Who remembers going to school with a brown (box) suitcase before the nap-sacks became popular?
In looking around my things for putting my Granddaughter’s collection of crayons and colouring books into, I suddenly thought how perfect a small suitcase would be – you know – the ones we used to have ‘in the old days’ for school.
And memories came flooding back – that wonderful smell of a brand new case every time I opened it up – clicking the latches open and close just to enjoy the sensation-
–for Gooooodssssake stop that bloody clicking – Sorry Mum – and that’s the last case we’re buying you, do you understand – yes Mum – do you all think money grows on bluddy trees? – No Mum.
-and finally packing my homework books into the new pristine case with neat precision from the rather battered old, multi-sat-on, inverted-top, cracked-dent-edged, sticker-covered, Mazowe-orange-juice-spilt-stains-with- encrusted-bread-crumbs and several blue-Quink-ink-spills of several years old.
My first case was the smallest model with a single-latch for starting school in KG 1, Bindura Junior School. I can still remember this day so well, terrified and clutching my mother’s hand with my new case in the other as she walked me to school just a few yards down the road from where we lived. Everything was new, hat, shoes, socks and school uniform – large to grow into and last longer (all uniforms in our family were bought a size larger and this principle remained right through with all 5 of us till the last one left school with the result that in late junior and senior school my eldest brother refused new clothes so he could be seen in the then fashion of very tight, crotch-strangling really-short shorts – but I digress)
So my first day was all and everything new from the experience of sitting at a desk to exercise books with far-apart blue lines (to be taken home and covered in brown paper) and pencils. When break time came, I nervously collected my case and found a place to sit in the ‘playground’ alone. My comfort came in opening my suitcase to find a Marmite sandwich wrapped in greaseproof paper and a square-edged plastic bottle filled with Mazowe orange juice. I will never ever forget the combined smells that came from my new case and how delicious the sandwich and orange juice tasted.
Somewhere between infant and senior school, we moved over to leather satchels (but that’s another story). As the weight of increased homework books increased in senior years, we went back to suitcases.

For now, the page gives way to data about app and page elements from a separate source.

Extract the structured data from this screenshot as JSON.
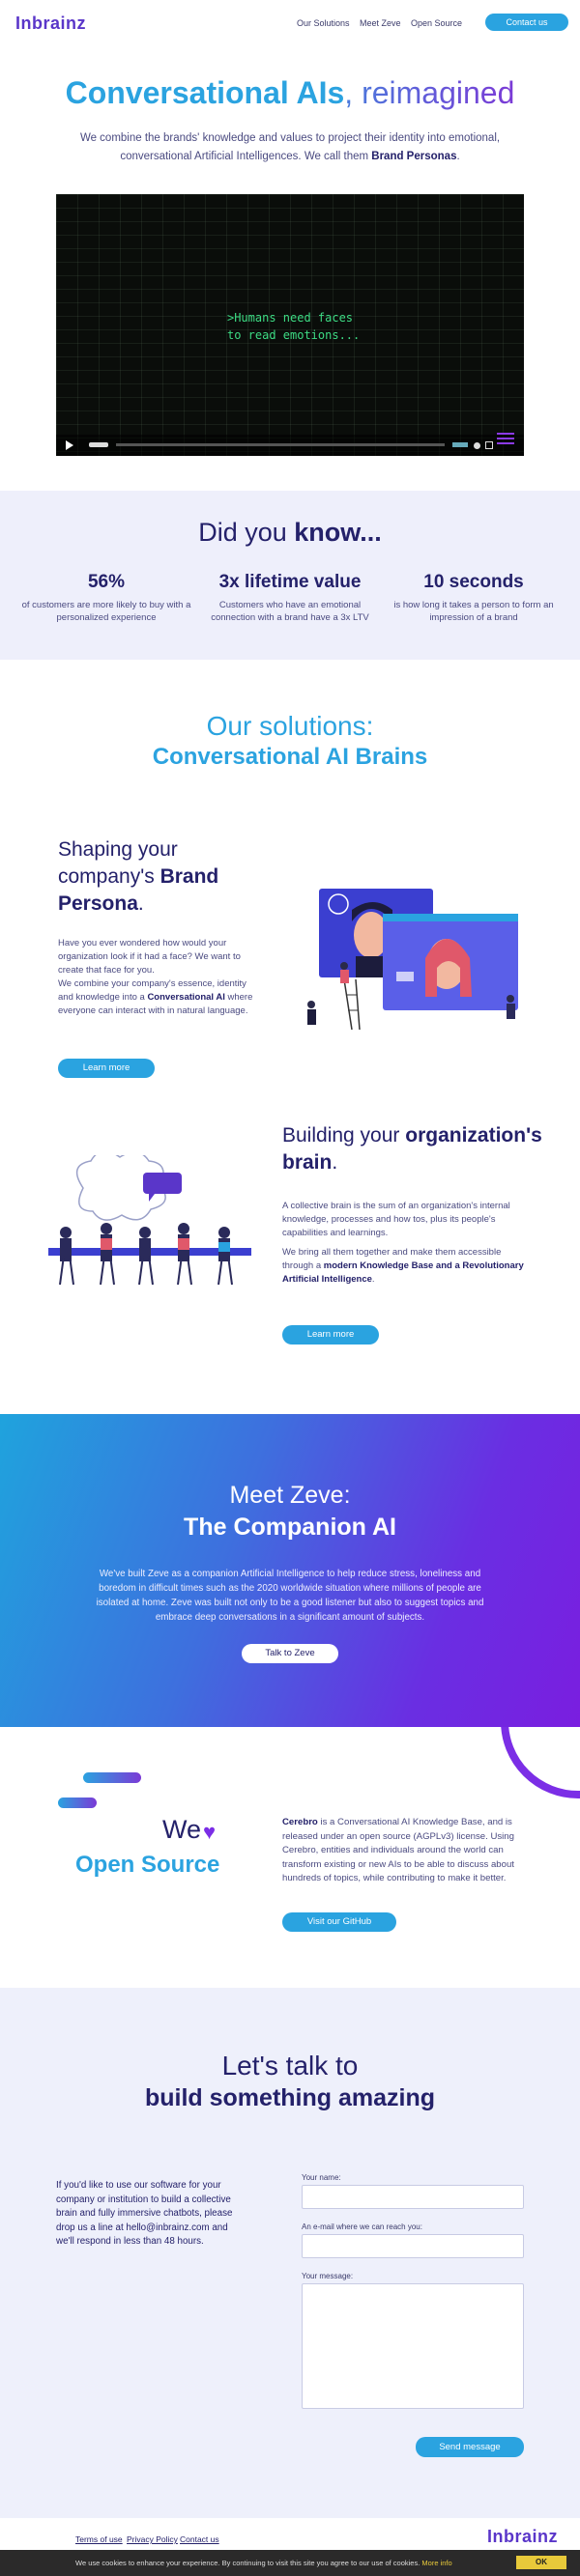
{
  "header": {
    "logo": "Inbrainz",
    "nav": [
      "Our Solutions",
      "Meet Zeve",
      "Open Source"
    ],
    "cta": "Contact us"
  },
  "hero": {
    "title_bold": "Conversational AIs",
    "title_rest": ", reimagined",
    "subtitle_pre": "We combine the brands' knowledge and values to project their identity into emotional, conversational Artificial Intelligences. We call them ",
    "subtitle_bold": "Brand Personas",
    "subtitle_post": ".",
    "video_text": ">Humans need faces\n to read emotions..."
  },
  "did_you_know": {
    "title_pre": "Did you ",
    "title_bold": "know...",
    "stats": [
      {
        "number": "56%",
        "desc": "of customers are more likely to buy with a personalized experience"
      },
      {
        "number": "3x lifetime value",
        "desc": "Customers who have an emotional connection with a brand have a 3x LTV"
      },
      {
        "number": "10 seconds",
        "desc": "is how long it takes a person to form an impression of a brand"
      }
    ]
  },
  "solutions": {
    "title1": "Our solutions:",
    "title2": "Conversational AI Brains",
    "brand": {
      "h_line1": "Shaping your",
      "h_line2_pre": "company's ",
      "h_line2_bold": "Brand",
      "h_line3_bold": "Persona",
      "h_line3_post": ".",
      "p1": "Have you ever wondered how would your organization look if it had a face? We want to create that face for you.",
      "p2_pre": "We combine your company's essence, identity and knowledge into a ",
      "p2_bold": "Conversational AI",
      "p2_post": " where everyone can interact with in natural language.",
      "button": "Learn more"
    },
    "brain": {
      "h_pre": "Building your ",
      "h_bold1": "organization's",
      "h_bold2": "brain",
      "h_post": ".",
      "p1": "A collective brain is the sum of an organization's internal knowledge, processes and how tos, plus its people's capabilities and learnings.",
      "p2_pre": "We bring all them together and make them accessible through a ",
      "p2_bold": "modern Knowledge Base and a Revolutionary Artificial Intelligence",
      "p2_post": ".",
      "button": "Learn more"
    }
  },
  "zeve": {
    "title1": "Meet Zeve:",
    "title2": "The Companion AI",
    "text": "We've built Zeve as a companion Artificial Intelligence to help reduce stress, loneliness and boredom in difficult times such as the 2020 worldwide situation where millions of people are isolated at home. Zeve was built not only to be a good listener but also to suggest topics and embrace deep conversations in a significant amount of subjects.",
    "button": "Talk to Zeve"
  },
  "open_source": {
    "we": "We",
    "heart": "♥",
    "title": "Open Source",
    "text_bold": "Cerebro",
    "text": " is a Conversational AI Knowledge Base, and is released under an open source (AGPLv3) license. Using Cerebro, entities and individuals around the world can transform existing or new AIs to be able to discuss about hundreds of topics, while contributing to make it better.",
    "button": "Visit our GitHub"
  },
  "contact": {
    "title1": "Let's talk to",
    "title2": "build something amazing",
    "text": "If you'd like to use our software for your company or institution to build a collective brain and fully immersive chatbots, please drop us a line at hello@inbrainz.com and we'll respond in less than 48 hours.",
    "label_name": "Your name:",
    "label_email": "An e-mail where we can reach you:",
    "label_message": "Your message:",
    "button": "Send message"
  },
  "footer": {
    "links": [
      "Terms of use",
      "Privacy Policy",
      "Contact us"
    ],
    "logo": "Inbrainz"
  },
  "cookie": {
    "text": "We use cookies to enhance your experience. By continuing to visit this site you agree to our use of cookies. ",
    "more": "More info",
    "button": "OK"
  },
  "colors": {
    "accent": "#2aa3e0",
    "navy": "#24216a",
    "purple": "#7b2ee6"
  }
}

In retrospect and especially in the case of my sister and I, I wonder if the reasoning behind this return to the case was because the weight of the satchel pulled our shoulders right back thus innocently causing our budding boobs to stand out proud (and perhaps a tad provocatively) – not a good thing in my protective mother’s eyes.
My second most loved item bought for school was a wooden pencil box for Standard 2 at the Dominican Convent, Salisbury. It was a double-decker one with a sliding lid and the top section swivelling open on a screw at its base. It was filled with a new rubber, pencil sharpener, 2 pencils and in the lower section 12 Derwent crayons which Dad had carefully sliced a 1 inch piece of paint off the bottom to write my name into it. Again I loved the combined smell of especially the new wood, crayons and the rubber. This case lasted most my school years – Now I wonder what happened to it? Did I simply chuck it out? What a shame.)